But starting to read the stories of others, first marathons, forty-first marathons, first 5ks, first workouts, they are all so inspiring.  Every work I read makes me want to run.  I want to see how far I can go, I want to be amazed at the work my body can do when I ask it. I want to marvel at the fact that my legs can carry me 13.1 miles one day, and still let me get out of bed the next day, no matter how hard my head objects.  I love that the body can mimic a warrior, cobra, dog, or eagle in a yoga pose, and then carry the warrior spirit miles and miles from where it started.

It is this inspiration that makes me want to keep running. To push myself, to save myself, to know myself.  I am determined to run my first full marathon next year, and I love to try and improve my times in shorter races, possibly planning some 5k, 10k, 15k, and half marathons in there.

I have been blessed with a body that is capable, and I appreciate everything that it can do for me.  I'll take care of you and you take care of me, ok?

Thursday, October 20, 2011

As promised, cookies and cream and cupcakes

Have I steered you wrong before? I mean, really, chocolate with coffee and coconut, diet coke slushies?

Ok, so I haven't really posted enough for you to trust me yet. I understand. We haven't had a chance to build up the relationship. But really, if you can't trust a mix of chocolate and oreo into the best thing since sliced bread, maybe I'm not the one to blame...
(plus, who really wants sliced bread when you could be eating a cupcake?)

So here it is, again from the lovely ladies of Vegan Cupcakes Take Over the World. If you don't own this, well that helps me because you're reading this instead of baking their cupcakes!

Chocolate Oreo Cupcakes
1 cup soymilk
1 1/2 tsp apple cider vinegar
3/4 cup sugar
1/3 cup oil
1 tsp vanilla
1 cup flour
1/3 cup cocoa powder
1/2 tsp baking powder
3/4 tsp baking soda
1/4 tsp salt
1 cup crushed oreos

Whisk soymilk and vinegar, set aside to curdle. Add sugar, oil, and vanilla. Separately, mix together dry ingredients.
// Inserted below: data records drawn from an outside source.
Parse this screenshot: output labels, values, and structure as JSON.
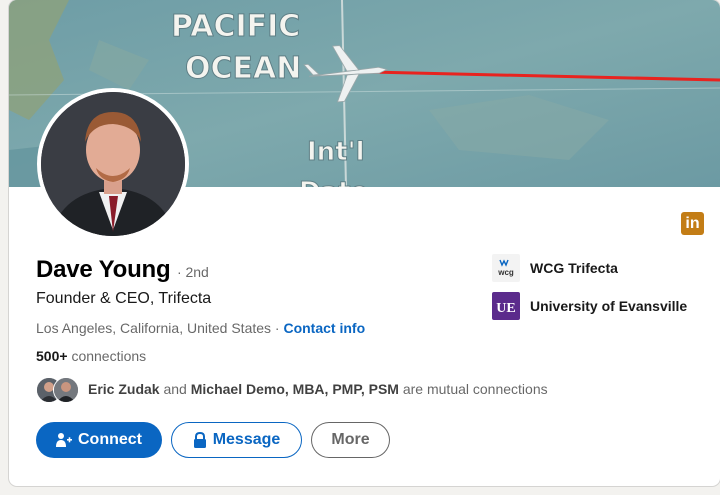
{
  "banner": {
    "ocean_text_line1": "PACIFIC",
    "ocean_text_line2": "OCEAN",
    "dateline_text_line1": "Int'l",
    "dateline_text_line2": "Date"
  },
  "badge": {
    "label": "in"
  },
  "profile": {
    "name": "Dave Young",
    "degree": "· 2nd",
    "headline": "Founder & CEO, Trifecta",
    "location": "Los Angeles, California, United States ·",
    "contact_link": "Contact info",
    "connections_count": "500+",
    "connections_label": "connections"
  },
  "mutual": {
    "person1": "Eric Zudak",
    "joiner": "and",
    "person2": "Michael Demo, MBA, PMP, PSM",
    "suffix": "are mutual connections"
  },
  "actions": {
    "connect_label": "Connect",
    "message_label": "Message",
    "more_label": "More"
  },
  "organizations": [
    {
      "name": "WCG Trifecta",
      "logo_text": "wcg"
    },
    {
      "name": "University of Evansville",
      "logo_text": "UE"
    }
  ],
  "colors": {
    "primary": "#0a66c2",
    "badge": "#c37d16",
    "ue_purple": "#5b2b8c",
    "flight_path": "#e8231f"
  }
}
Add in two batches to wet ingredients. Mix in oreos.
Fill liners 3/4 full.  Bake 18-20 minutes at 350.

Frost with your favorite buttercream, but add crushed oreos in!

Enjoy =]